Further live streaming resources

If you have fan subscriptions on your website (or plan to set it up soon), you might be looking to offer exclusive virtual concerts for your subscribers.

We’d recommend investing in a platform like Crowdcast or Vimeo, and embedding the live video stream on a paywall page. Just give your subscribers the link and let them know the date and time for the event.

9. Take online music lessons

If you feel comfortable teaching your musical skills online, offering lessons is a fun and unique way for fans to support you, while also getting something of tremendous value in return.

You can teach via Skype, Google Hangouts, or even offer group lessons using one of the paid streaming platforms we mentioned above. You can have people pay you for sessions directly through your website’s store or on PayPal.

Our friend Bree Noble of Female Entrepreneur Musician is very passionate about this potential revenue stream for artists, especially when it comes to earning passive income from online courses.
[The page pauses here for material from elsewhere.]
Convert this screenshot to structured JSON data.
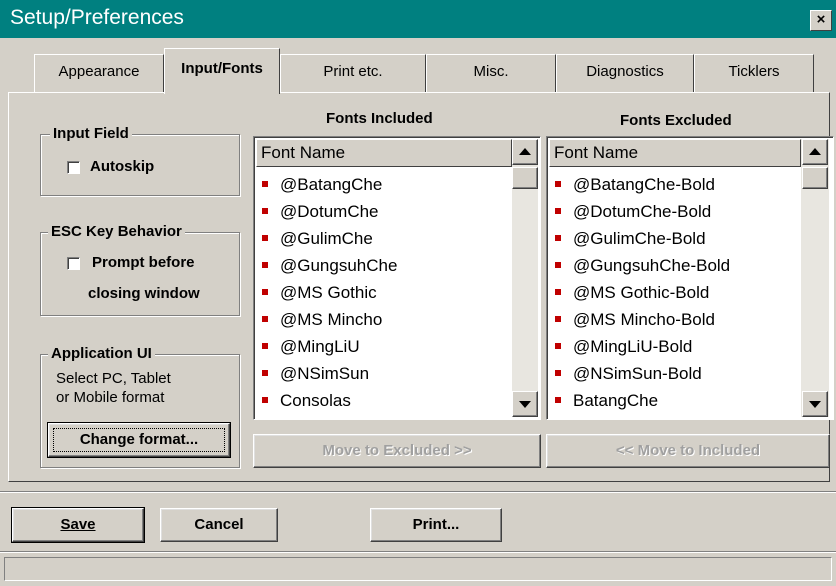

She recommends checking out Reach Summit, a free online conference hosted by Teachable, where artists and creators learn how to put together an online course and monetize it.
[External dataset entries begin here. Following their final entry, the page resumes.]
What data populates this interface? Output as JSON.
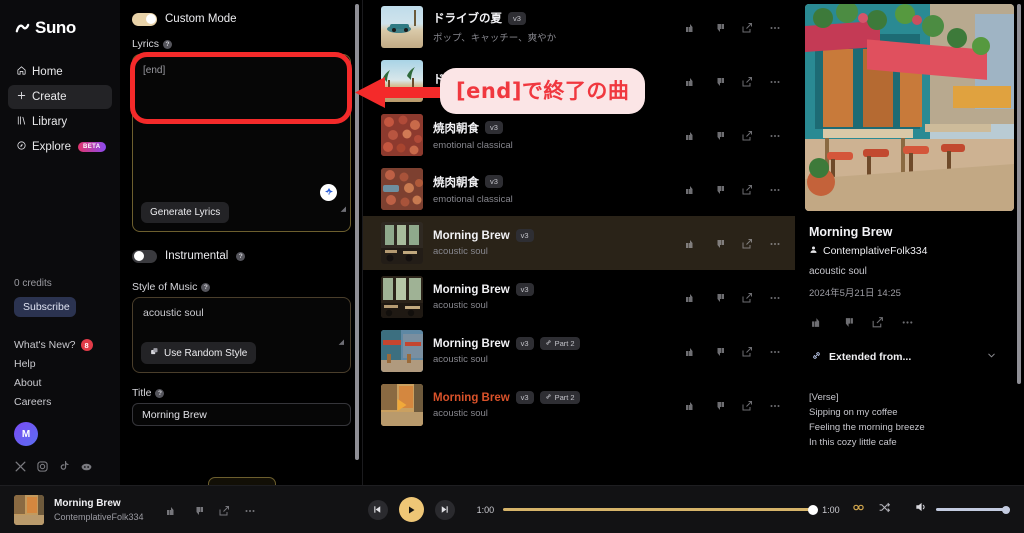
{
  "app": {
    "name": "Suno"
  },
  "sidebar": {
    "nav": [
      {
        "label": "Home",
        "icon": "home-icon",
        "active": false
      },
      {
        "label": "Create",
        "icon": "create-icon",
        "active": true
      },
      {
        "label": "Library",
        "icon": "library-icon",
        "active": false
      },
      {
        "label": "Explore",
        "icon": "explore-icon",
        "active": false,
        "badge": "BETA"
      }
    ],
    "credits": "0 credits",
    "subscribe_label": "Subscribe",
    "meta_links": [
      {
        "label": "What's New?",
        "count": "8"
      },
      {
        "label": "Help"
      },
      {
        "label": "About"
      },
      {
        "label": "Careers"
      }
    ],
    "avatar_initial": "M",
    "socials": [
      "x-icon",
      "instagram-icon",
      "tiktok-icon",
      "discord-icon"
    ]
  },
  "create": {
    "custom_mode_label": "Custom Mode",
    "custom_mode_on": true,
    "lyrics_label": "Lyrics",
    "lyrics_value": "[end]",
    "generate_lyrics_label": "Generate Lyrics",
    "instrumental_label": "Instrumental",
    "instrumental_on": false,
    "style_label": "Style of Music",
    "style_value": "acoustic soul",
    "random_style_label": "Use Random Style",
    "title_label": "Title",
    "title_value": "Morning Brew"
  },
  "songs": [
    {
      "title": "ドライブの夏",
      "version": "v3",
      "subtitle": "ポップ、キャッチー、爽やか",
      "thumb": "beach-car",
      "selected": false,
      "playing": false,
      "part": null
    },
    {
      "title": "ドライブの夏",
      "version": "v3",
      "subtitle": "",
      "thumb": "palm-beach",
      "selected": false,
      "playing": false,
      "part": null
    },
    {
      "title": "焼肉朝食",
      "version": "v3",
      "subtitle": "emotional classical",
      "thumb": "meat-food",
      "selected": false,
      "playing": false,
      "part": null
    },
    {
      "title": "焼肉朝食",
      "version": "v3",
      "subtitle": "emotional classical",
      "thumb": "meat-food2",
      "selected": false,
      "playing": false,
      "part": null
    },
    {
      "title": "Morning Brew",
      "version": "v3",
      "subtitle": "acoustic soul",
      "thumb": "cafe-interior",
      "selected": true,
      "playing": false,
      "part": null
    },
    {
      "title": "Morning Brew",
      "version": "v3",
      "subtitle": "acoustic soul",
      "thumb": "cafe-interior2",
      "selected": false,
      "playing": false,
      "part": null
    },
    {
      "title": "Morning Brew",
      "version": "v3",
      "subtitle": "acoustic soul",
      "thumb": "cafe-street",
      "selected": false,
      "playing": false,
      "part": "Part 2"
    },
    {
      "title": "Morning Brew",
      "version": "v3",
      "subtitle": "acoustic soul",
      "thumb": "cafe-street2",
      "selected": false,
      "playing": true,
      "part": "Part 2"
    }
  ],
  "row_action_icons": [
    "thumbs-up-icon",
    "thumbs-down-icon",
    "share-icon",
    "more-icon"
  ],
  "detail": {
    "title": "Morning Brew",
    "author": "ContemplativeFolk334",
    "style": "acoustic soul",
    "date": "2024年5月21日 14:25",
    "extended_from_label": "Extended from...",
    "lyrics": "[Verse]\nSipping on my coffee\nFeeling the morning breeze\nIn this cozy little cafe"
  },
  "player": {
    "title": "Morning Brew",
    "author": "ContemplativeFolk334",
    "current_time": "1:00",
    "total_time": "1:00",
    "progress_percent": 94,
    "volume_percent": 100,
    "is_playing": true,
    "icons": [
      "prev-icon",
      "play-icon",
      "next-icon",
      "loop-icon",
      "shuffle-icon",
      "volume-icon"
    ]
  },
  "annotations": {
    "bubble_text": "[end]で終了の曲",
    "highlight_color": "#f42a2a",
    "bubble_bg": "#fbe5e6",
    "bubble_fg": "#f0383f"
  }
}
Bonus: other ways to support

Countless industries and livelihoods are being affected right now, and the reality is that not all of your fans will have the capacity to support you financially during this pandemic. 

Feel free to suggest small gestures like these that are still helpful, even just for boosting morale and showing solidarity with artists:
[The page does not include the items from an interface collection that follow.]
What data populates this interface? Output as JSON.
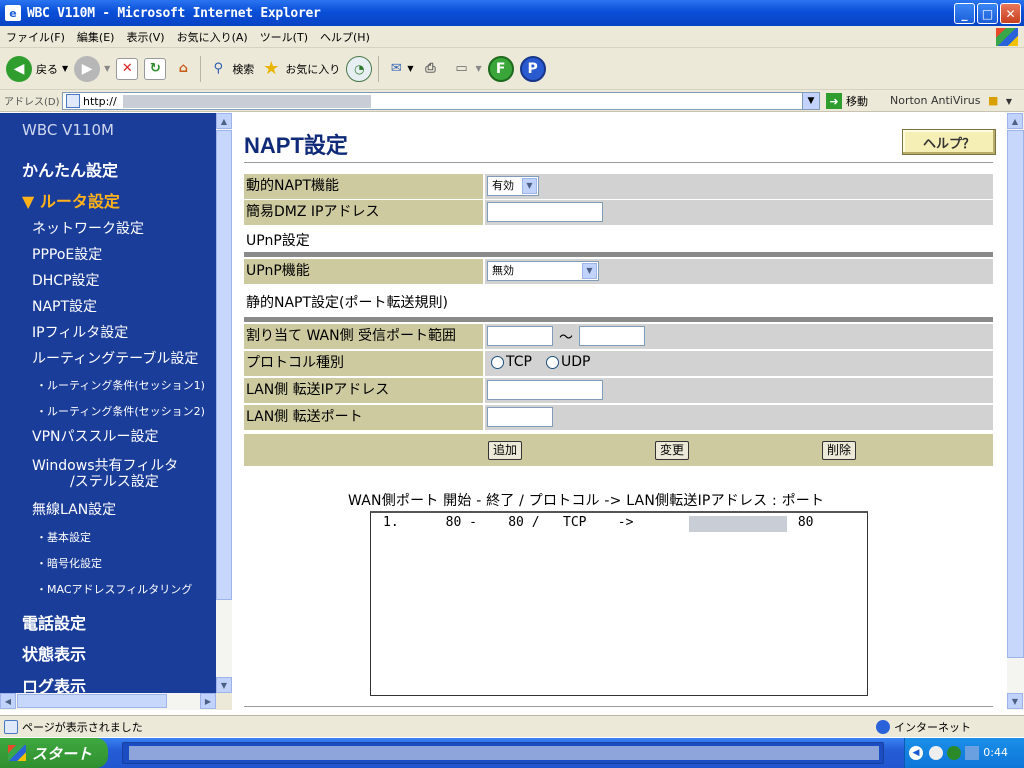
{
  "window": {
    "title": "WBC V110M - Microsoft Internet Explorer",
    "controls": {
      "minimize": "_",
      "maximize": "□",
      "close": "✕"
    }
  },
  "menubar": [
    "ファイル(F)",
    "編集(E)",
    "表示(V)",
    "お気に入り(A)",
    "ツール(T)",
    "ヘルプ(H)"
  ],
  "toolbar": {
    "back_label": "戻る",
    "search_label": "検索",
    "favorites_label": "お気に入り",
    "icons": [
      "back-icon",
      "forward-icon",
      "stop-icon",
      "refresh-icon",
      "home-icon",
      "search-icon",
      "favorites-icon",
      "history-icon",
      "mail-icon",
      "print-icon",
      "edit-icon",
      "f-icon",
      "p-icon"
    ],
    "f_glyph": "F",
    "p_glyph": "P"
  },
  "addressbar": {
    "label": "アドレス(D)",
    "url": "http://",
    "go_label": "移動",
    "norton_label": "Norton AntiVirus"
  },
  "sidebar": {
    "brand": "WBC V110M",
    "items": [
      {
        "label": "かんたん設定"
      },
      {
        "label": "▼ ルータ設定"
      },
      {
        "label": "ネットワーク設定"
      },
      {
        "label": "PPPoE設定"
      },
      {
        "label": "DHCP設定"
      },
      {
        "label": "NAPT設定"
      },
      {
        "label": "IPフィルタ設定"
      },
      {
        "label": "ルーティングテーブル設定"
      },
      {
        "label": "・ルーティング条件(セッション1)"
      },
      {
        "label": "・ルーティング条件(セッション2)"
      },
      {
        "label": "VPNパススルー設定"
      },
      {
        "label": "Windows共有フィルタ"
      },
      {
        "label": "/ステルス設定"
      },
      {
        "label": "無線LAN設定"
      },
      {
        "label": "・基本設定"
      },
      {
        "label": "・暗号化設定"
      },
      {
        "label": "・MACアドレスフィルタリング"
      },
      {
        "label": "電話設定"
      },
      {
        "label": "状態表示"
      },
      {
        "label": "ログ表示"
      }
    ]
  },
  "main": {
    "title": "NAPT設定",
    "help_button": "ヘルプ？",
    "dynamic_napt_label": "動的NAPT機能",
    "dynamic_napt_value": "有効",
    "dmz_label": "簡易DMZ IPアドレス",
    "dmz_value": "",
    "upnp_section": "UPnP設定",
    "upnp_label": "UPnP機能",
    "upnp_value": "無効",
    "static_section": "静的NAPT設定(ポート転送規則)",
    "wan_port_label": "割り当て WAN側 受信ポート範囲",
    "range_sep": "～",
    "wan_port_from": "",
    "wan_port_to": "",
    "protocol_label": "プロトコル種別",
    "protocol_tcp": "TCP",
    "protocol_udp": "UDP",
    "lan_ip_label": "LAN側 転送IPアドレス",
    "lan_ip_value": "",
    "lan_port_label": "LAN側 転送ポート",
    "lan_port_value": "",
    "add_button": "追加",
    "change_button": "変更",
    "delete_button": "削除",
    "list_header": "WAN側ポート 開始 - 終了  / プロトコル  ->   LAN側転送IPアドレス  :  ポート",
    "list_rows": [
      "1.      80 -    80 /   TCP    ->                :    80"
    ]
  },
  "statusbar": {
    "message": "ページが表示されました",
    "zone": "インターネット"
  },
  "taskbar": {
    "start_label": "スタート",
    "clock": "0:44"
  }
}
  • Play and share your music with their friends 
  • Make a playlist of your music and share it with their friends
  • Add your music to their existing playlists 
  • Play and share your videos with their friends
  • Like/follow/subscribe to all of your online profiles
  • Send an encouraging note to you and their other favorite artists 

Credit to Kevin Breuner from CD Baby for many of the suggestions above!

Helpful resources for musicians 

We want to thank our friends at Folk Alliance for sharing this list of resources for freelance artists dealing with the COVID-19 pandemic and loss of revenues. Folk Alliance are also co-hosting a free webinar on March 18 called “We Are Stronger Together: Navigating Crises and Sustaining Healthy Relationships in the Era of Coronavirus

CD Baby published these Resources for musicians during the COVID-19 pandemic 

Some great advice in this post from Ari Herstand: 9 Things To Do Now That Your Gigs Are Cancelled Because of Coronavirus

Bandsintown post on communicating with fans about cancelled gigs: How To Keep In Touch With Fans During These Difficult Times

Music Managers Forum Canada is constantly updating this list of resources: COVID-19 Updates

Here’s a list of resources for Canadian musicians from the Unison Benevolent Fund in Canada.

Sound Royalties announced a new $20m fund from which music creators impacted by coronavirus can get no-fee royalty advances.

The Recording Academy and its charitable foundation MusiCares have established the COVID-19 Relief Fund

If you’re looking to record, mix, and collaborate remotely with other musicians right now, Sessionwire is currently offering free 60 day account passes with unlimited access. Details on their Facebook page.

Take 20 seconds and enter the Free Ultimate Songwriters Sweepstakes! Over $35k of total prizes are being offered to help you with your career and learn during this time at home.  Enter here to register for free.